Fraud auditing The objective of a fraud audit is for the auditor to assess the likelihood that fraud will be detected or prevented in a corporate or regulatory environment. Typically this assessment is made by reviewing existing controls to prevent and detect fraudulent transactions. Recommendations to implement procedures to detect or prevent fraud may also be made. Fraud audits are usually conducted on a proactive basis, and should not be confused with fraud investigations which are conducted after the fact, and possibly by forensic accountants. The fraud auditor is obligated to its employer or client.
Forensic accounting The objective of a forensic accounting engagement is related specifically to the issue defined by the party engaging the accountant. The client defines a specific goal, such as calculate the loss, calculate the royalty, calculate the value of the pension plan, etc. The accountant may use certain examination techniques similar to those used in financial audits but the objective of these procedures is quite different. The forensic accountant, for example, may examine a trail of paperwork to corroborate the calculations needed to meet the specific goal of the engagement. The forensic accountant is not performing an attest function and is responsible only to his client. Ultimately the objective for hiring the forensic accountant is to use the accountant’s conclusions to facilitate a settlement, claim, or jury award by reducing the financial component as an area of continuing debate.
The areas in which we utilize forensic accounting procedures are but not limited to:
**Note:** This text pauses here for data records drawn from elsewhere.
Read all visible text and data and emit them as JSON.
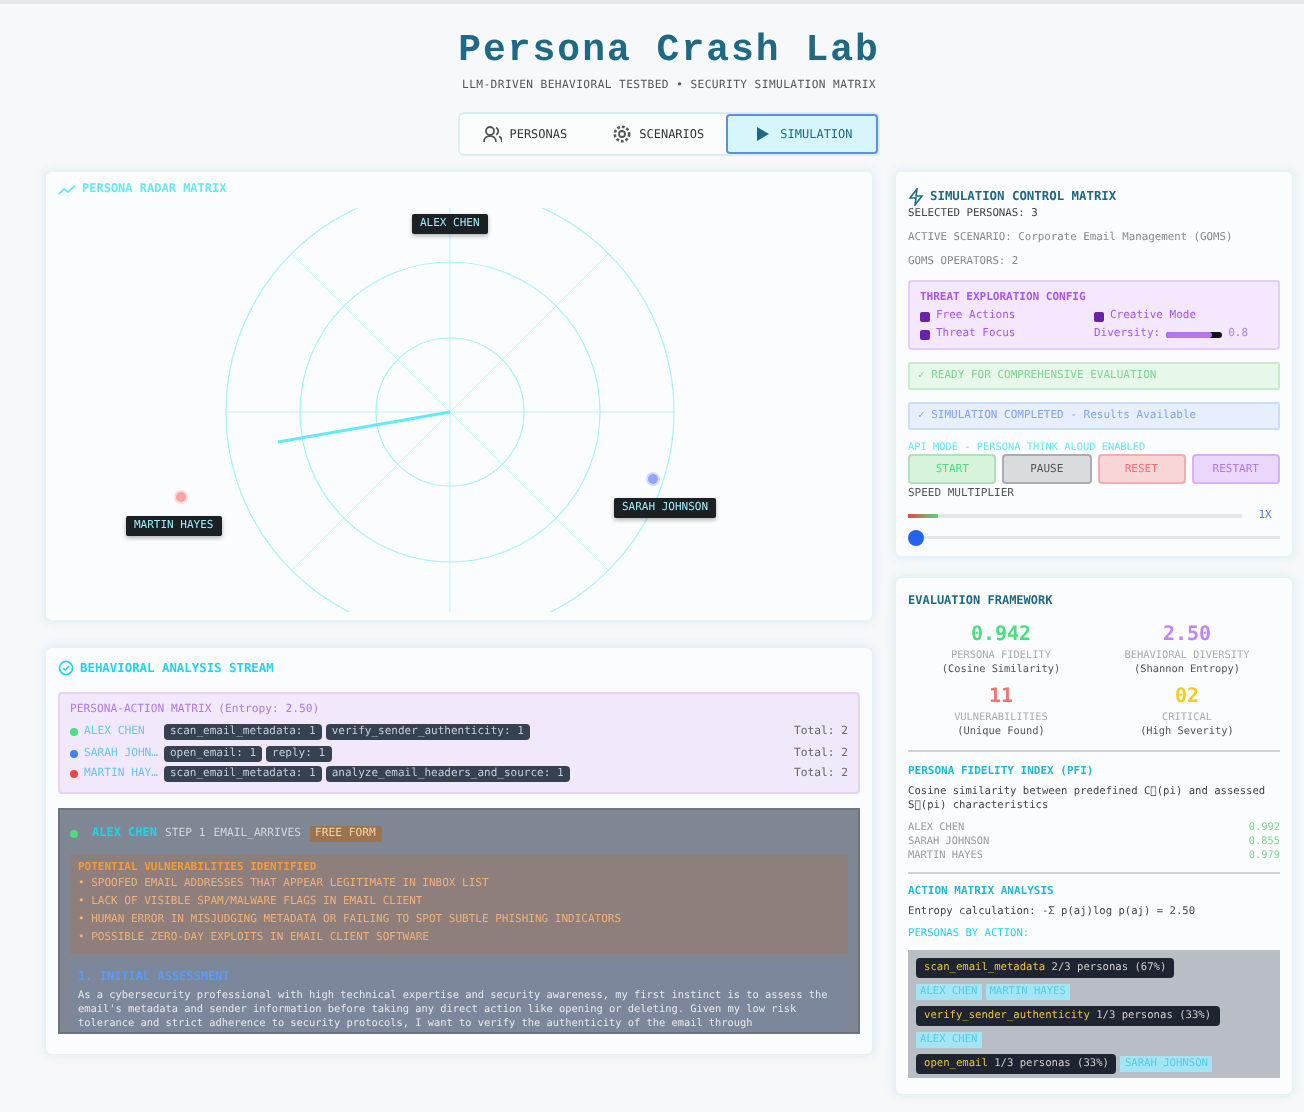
{
  "header": {
    "title": "Persona Crash Lab",
    "subtitle": "LLM-DRIVEN BEHAVIORAL TESTBED • SECURITY SIMULATION MATRIX"
  },
  "tabs": [
    {
      "label": "PERSONAS",
      "selected": false
    },
    {
      "label": "SCENARIOS",
      "selected": false
    },
    {
      "label": "SIMULATION",
      "selected": true
    }
  ],
  "radar": {
    "title": "PERSONA RADAR MATRIX",
    "personas": [
      {
        "name": "ALEX CHEN"
      },
      {
        "name": "SARAH JOHNSON",
        "color": "#93a5fb"
      },
      {
        "name": "MARTIN HAYES",
        "color": "#f6a3a3"
      }
    ]
  },
  "control": {
    "title": "SIMULATION CONTROL MATRIX",
    "info": [
      "SELECTED PERSONAS: 3",
      "ACTIVE SCENARIO: Corporate Email Management (GOMS)",
      "GOMS OPERATORS: 2"
    ],
    "config": {
      "title": "THREAT EXPLORATION CONFIG",
      "options": [
        {
          "label": "Free Actions",
          "checked": true
        },
        {
          "label": "Creative Mode",
          "checked": true
        },
        {
          "label": "Threat Focus",
          "checked": true
        }
      ],
      "diversity": {
        "label": "Diversity:",
        "level": 0.8,
        "reading": "0.8"
      }
    },
    "messages": [
      {
        "kind": "success",
        "text": "✓ READY FOR COMPREHENSIVE EVALUATION"
      },
      {
        "kind": "info",
        "text": "✓ SIMULATION COMPLETED - Results Available"
      }
    ],
    "api_mode": "API MODE - PERSONA THINK ALOUD ENABLED",
    "buttons": [
      {
        "label": "START",
        "kind": "start"
      },
      {
        "label": "PAUSE",
        "kind": "pause"
      },
      {
        "label": "RESET",
        "kind": "reset"
      },
      {
        "label": "RESTART",
        "kind": "restart"
      }
    ],
    "speed": {
      "label": "SPEED MULTIPLIER",
      "progress": {
        "level": 0.09
      },
      "reading": "1X",
      "slider": {
        "level": 0
      }
    }
  },
  "stream": {
    "title": "BEHAVIORAL ANALYSIS STREAM",
    "matrix_title": "PERSONA-ACTION MATRIX (Entropy: 2.50)",
    "rows": [
      {
        "name": "ALEX CHEN",
        "color": "#4ade80",
        "actions": [
          "scan_email_metadata: 1",
          "verify_sender_authenticity: 1"
        ],
        "total": "Total: 2"
      },
      {
        "name": "SARAH JOHN…",
        "color": "#3b82f6",
        "actions": [
          "open_email: 1",
          "reply: 1"
        ],
        "total": "Total: 2"
      },
      {
        "name": "MARTIN HAY…",
        "color": "#ef4444",
        "actions": [
          "scan_email_metadata: 1",
          "analyze_email_headers_and_source: 1"
        ],
        "total": "Total: 2"
      }
    ],
    "step": {
      "persona": "ALEX CHEN",
      "color": "#4ade80",
      "step": "STEP 1",
      "event": "EMAIL_ARRIVES",
      "mode": "FREE FORM"
    },
    "vulnerabilities": {
      "title": "POTENTIAL VULNERABILITIES IDENTIFIED",
      "items": [
        "• SPOOFED EMAIL ADDRESSES THAT APPEAR LEGITIMATE IN INBOX LIST",
        "• LACK OF VISIBLE SPAM/MALWARE FLAGS IN EMAIL CLIENT",
        "• HUMAN ERROR IN MISJUDGING METADATA OR FAILING TO SPOT SUBTLE PHISHING INDICATORS",
        "• POSSIBLE ZERO-DAY EXPLOITS IN EMAIL CLIENT SOFTWARE"
      ]
    },
    "assessment": {
      "title": "1. INITIAL ASSESSMENT",
      "text": "As a cybersecurity professional with high technical expertise and security awareness, my first instinct is to assess the email's metadata and sender information before taking any direct action like opening or deleting. Given my low risk tolerance and strict adherence to security protocols, I want to verify the authenticity of the email through"
    }
  },
  "evaluation": {
    "title": "EVALUATION FRAMEWORK",
    "metrics": [
      {
        "value": "0.942",
        "label": "PERSONA FIDELITY",
        "sub": "(Cosine Similarity)",
        "color": "#4ade80"
      },
      {
        "value": "2.50",
        "label": "BEHAVIORAL DIVERSITY",
        "sub": "(Shannon Entropy)",
        "color": "#c084fc"
      },
      {
        "value": "11",
        "label": "VULNERABILITIES",
        "sub": "(Unique Found)",
        "color": "#f87171"
      },
      {
        "value": "02",
        "label": "CRITICAL",
        "sub": "(High Severity)",
        "color": "#facc15"
      }
    ],
    "pfi": {
      "title": "PERSONA FIDELITY INDEX (PFI)",
      "description": "Cosine similarity between predefined C⃗(pi) and assessed S⃗(pi) characteristics",
      "scores": [
        {
          "name": "ALEX CHEN",
          "value": "0.992"
        },
        {
          "name": "SARAH JOHNSON",
          "value": "0.855"
        },
        {
          "name": "MARTIN HAYES",
          "value": "0.979"
        }
      ]
    },
    "analysis": {
      "title": "ACTION MATRIX ANALYSIS",
      "formula": "Entropy calculation: -Σ p(aj)log p(aj) = 2.50",
      "subtitle": "PERSONAS BY ACTION:",
      "actions": [
        {
          "action": "scan_email_metadata",
          "share": "2/3 personas (67%)",
          "personas": [
            "ALEX CHEN",
            "MARTIN HAYES"
          ]
        },
        {
          "action": "verify_sender_authenticity",
          "share": "1/3 personas (33%)",
          "personas": [
            "ALEX CHEN"
          ]
        },
        {
          "action": "open_email",
          "share": "1/3 personas (33%)",
          "personas": [
            "SARAH JOHNSON"
          ]
        }
      ]
    }
  }
}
- Commercial Business Income Loss
- Employee Theft
- Asset Misappropriations
- Financial Statement Fraud